Friday Buzz: BlackBerry’s Plan to Stay Alive
The struggling mobile device maker's CEO, John Chen, says the company will redouble its enterprise efforts in the years to come. Also: why "Friends" is actually a wellspring of association advice. Really.
Does BlackBerry still have some life in it?
The mobile device maker, which has struggled in recent years as Android and iPhone have usurped its former position in the enterprise, says it’s ready to redouble its focus on business consumers—and take a step back from its consumer-market plays.
“We’re going back to our enterprise roots,” BlackBerry CEO John Chen said at the Code Conference this week. “I don’t really want to comment on past management decisions, but we cast our net a little too broad. At the same time, we haven’t really added value to the enterprise space.”
The company, which has been dogged by rumors of a potential shutdown or selloff in the past year, promises an effort to make things work. Chen says part of that is to expand its offerings beyond devices—and work with the BYOD trend, rather than against it.
Will BlackBerry survive? A while back, Chen gave the company a 50-50 chance. Now he says it’s closer to 80-20.
Lessons from “Friends”
Can't Beat the Classics: Lessons on association management from the TV show Friends http://t.co/iTq2Hikcuc via @Partners_AMC #assnchat— Incline Marketing (@InclineMktg) May 29, 2014
No one told you life was gonna be this way. But that doesn’t mean your association has to be stuck in second gear.
Over at Partners Preceptors, Lauren Millard highlights how one of her favorite shows—the 1990s sitcom stalwart “Friends”—actually has proved relevant to her career as an association exec.
“It does not matter how many times I watch it, it always makes me laugh. I quote it on a regular basis, causing myself to crack up laughing,” she writes. “What I didn’t know was that reflecting on past episodes of ‘Friends’ would completely relate to association management and careers in general.”
Among the points she highlights: You shouldn’t be afraid to start over when something’s going wrong, a lesson the characters learn repeatedly throughout the series.
“Sometimes when there is already a process in place it helps you figure out where the issues are,” Millard says. “It helps knowing what exactly needs to be fixed.”
Who knew an old-school sitcom could offer such useful advice?
Other Good Reads
“Budget what can really be done, not what you ‘hope’ really will be done.” David M. Patt dumps a bucket of cold water on optimistic budgeting practices.
What keeps nonprofit pros up at night? This Network for Good poll has a not-so-surprising result.

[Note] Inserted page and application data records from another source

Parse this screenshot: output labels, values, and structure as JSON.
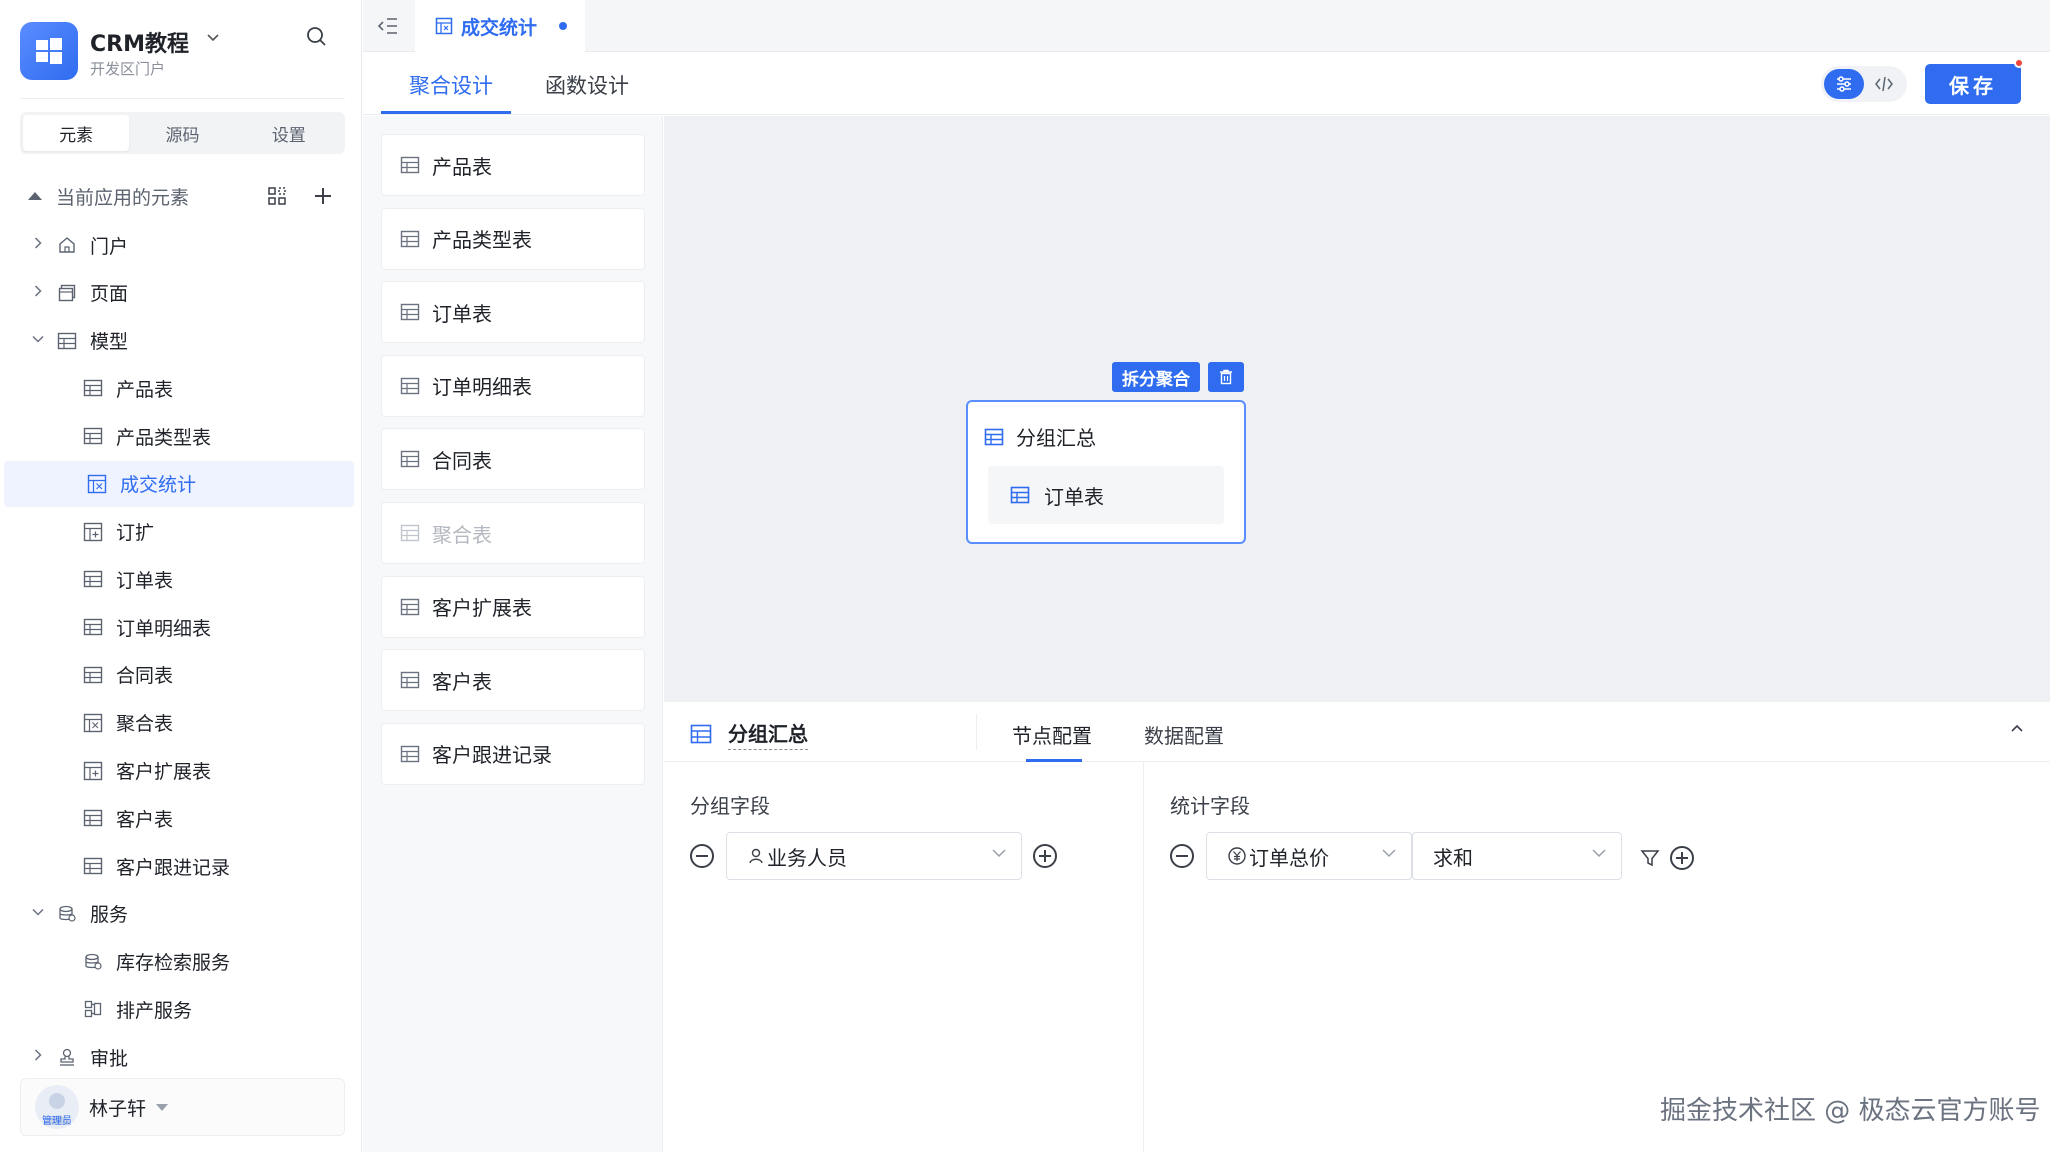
{
  "app": {
    "name": "CRM教程",
    "subtitle": "开发区门户"
  },
  "sidebar": {
    "segments": [
      "元素",
      "源码",
      "设置"
    ],
    "section_title": "当前应用的元素",
    "tree": [
      {
        "label": "门户",
        "level": 0,
        "arrow": "right",
        "icon": "home-icon"
      },
      {
        "label": "页面",
        "level": 0,
        "arrow": "right",
        "icon": "page-icon"
      },
      {
        "label": "模型",
        "level": 0,
        "arrow": "down",
        "icon": "table-icon"
      },
      {
        "label": "产品表",
        "level": 1,
        "icon": "table-icon"
      },
      {
        "label": "产品类型表",
        "level": 1,
        "icon": "table-icon"
      },
      {
        "label": "成交统计",
        "level": 1,
        "icon": "aggregate-icon",
        "selected": true
      },
      {
        "label": "订扩",
        "level": 1,
        "icon": "extend-table-icon"
      },
      {
        "label": "订单表",
        "level": 1,
        "icon": "table-icon"
      },
      {
        "label": "订单明细表",
        "level": 1,
        "icon": "table-icon"
      },
      {
        "label": "合同表",
        "level": 1,
        "icon": "table-icon"
      },
      {
        "label": "聚合表",
        "level": 1,
        "icon": "aggregate-icon"
      },
      {
        "label": "客户扩展表",
        "level": 1,
        "icon": "extend-table-icon"
      },
      {
        "label": "客户表",
        "level": 1,
        "icon": "table-icon"
      },
      {
        "label": "客户跟进记录",
        "level": 1,
        "icon": "table-icon"
      },
      {
        "label": "服务",
        "level": 0,
        "arrow": "down",
        "icon": "service-icon"
      },
      {
        "label": "库存检索服务",
        "level": 1,
        "icon": "service-icon"
      },
      {
        "label": "排产服务",
        "level": 1,
        "icon": "schedule-icon"
      },
      {
        "label": "审批",
        "level": 0,
        "arrow": "right",
        "icon": "approval-icon"
      }
    ],
    "user": {
      "name": "林子轩",
      "role": "管理员"
    }
  },
  "tabbar": {
    "active_tab": "成交统计"
  },
  "design": {
    "tabs": [
      "聚合设计",
      "函数设计"
    ],
    "save_label": "保存"
  },
  "table_list": [
    {
      "label": "产品表",
      "disabled": false
    },
    {
      "label": "产品类型表",
      "disabled": false
    },
    {
      "label": "订单表",
      "disabled": false
    },
    {
      "label": "订单明细表",
      "disabled": false
    },
    {
      "label": "合同表",
      "disabled": false
    },
    {
      "label": "聚合表",
      "disabled": true
    },
    {
      "label": "客户扩展表",
      "disabled": false
    },
    {
      "label": "客户表",
      "disabled": false
    },
    {
      "label": "客户跟进记录",
      "disabled": false
    }
  ],
  "canvas": {
    "split_label": "拆分聚合",
    "node_title": "分组汇总",
    "node_child": "订单表"
  },
  "config": {
    "title": "分组汇总",
    "tabs": [
      "节点配置",
      "数据配置"
    ],
    "group_label": "分组字段",
    "group_field": "业务人员",
    "stat_label": "统计字段",
    "stat_field": "订单总价",
    "stat_func": "求和"
  },
  "watermark": "掘金技术社区 @ 极态云官方账号",
  "colors": {
    "accent": "#2f6cf0",
    "canvas_bg": "#eef0f4",
    "badge_red": "#f04438"
  }
}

iPhone users may want to keep abreast of a recent spate of “ransomware” hitting Australian iCloud users. Gizmodo has the scoop.
Want to see an example of a corporate culture that isn’t afraid of experimenting in the name of potential success? Take a gander at how Taco Bell does it over at Bloomberg Businessweek.
(Scott Olson/Getty Images News/Thinkstock)